As with any skin, hair, or scalp issue, if you're experiencing itchy, dry, flaky scalp or anything else that concerns you, check in with your doc. But if you simply want to make a more concerted effort to scrub your hairbrushes from time to time, Gaunitz co-signs Haizman's rec to use a half-cup of baking soda mixed with water. However, he suggests adding tea tree oil, rather than shampoo, for the perfect one-two punch. "Using something alkaline, such as baking soda, will increase the pH and assist in breaking down hardened materials on the hairbrush. But you must additionally address the microbial overgrowth potential," he explains. Tea tree oil will help kill the parasites, fungus, and bacteria, he says. (ICYDK, tea tree oil can also be a great acne spot treatment.)

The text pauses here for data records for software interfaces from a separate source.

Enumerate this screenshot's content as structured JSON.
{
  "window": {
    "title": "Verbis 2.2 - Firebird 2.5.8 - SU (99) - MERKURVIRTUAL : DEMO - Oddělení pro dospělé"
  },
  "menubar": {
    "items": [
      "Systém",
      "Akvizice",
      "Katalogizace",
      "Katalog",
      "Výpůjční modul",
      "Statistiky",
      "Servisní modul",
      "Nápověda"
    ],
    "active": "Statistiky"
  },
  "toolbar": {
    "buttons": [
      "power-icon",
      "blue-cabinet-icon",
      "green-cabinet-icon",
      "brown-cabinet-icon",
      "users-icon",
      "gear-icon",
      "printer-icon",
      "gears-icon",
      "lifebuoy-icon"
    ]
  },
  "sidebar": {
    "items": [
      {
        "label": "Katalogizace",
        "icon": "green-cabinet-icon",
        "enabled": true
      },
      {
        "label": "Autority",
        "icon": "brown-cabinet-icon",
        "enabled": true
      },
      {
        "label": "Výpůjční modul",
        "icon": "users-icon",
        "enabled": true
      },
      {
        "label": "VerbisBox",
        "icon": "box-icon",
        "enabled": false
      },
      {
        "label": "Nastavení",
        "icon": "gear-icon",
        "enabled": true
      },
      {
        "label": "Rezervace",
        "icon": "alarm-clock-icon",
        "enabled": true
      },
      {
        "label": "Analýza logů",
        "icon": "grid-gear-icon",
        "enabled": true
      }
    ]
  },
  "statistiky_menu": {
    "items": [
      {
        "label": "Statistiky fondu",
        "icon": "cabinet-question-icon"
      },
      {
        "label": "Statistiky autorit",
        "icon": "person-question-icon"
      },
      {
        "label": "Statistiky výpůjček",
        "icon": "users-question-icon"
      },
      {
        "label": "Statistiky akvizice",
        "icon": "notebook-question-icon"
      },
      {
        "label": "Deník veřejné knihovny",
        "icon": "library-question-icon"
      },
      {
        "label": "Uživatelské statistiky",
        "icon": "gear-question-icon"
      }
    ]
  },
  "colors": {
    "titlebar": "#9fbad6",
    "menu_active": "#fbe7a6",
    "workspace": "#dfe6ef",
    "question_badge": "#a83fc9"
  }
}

And if you want to help keep your hair and scalp healthy overall, you might want to switch over to a boar-bristle brush, adds Gaunitz. "The soft, yet rigid bristles naturally move sebum around the scalp, exfoliate dead skin cells, and seem to be resistant to excessive buildup on the bristles," he explains. "Realistically, though, any high-quality, wide-tooth, mildly-rigid brush should be just fine for the average person as long as they're cleaning it regularly." (Try this Mason Pearson dupe that's just as good as the cult-favorite boar bristle brush.)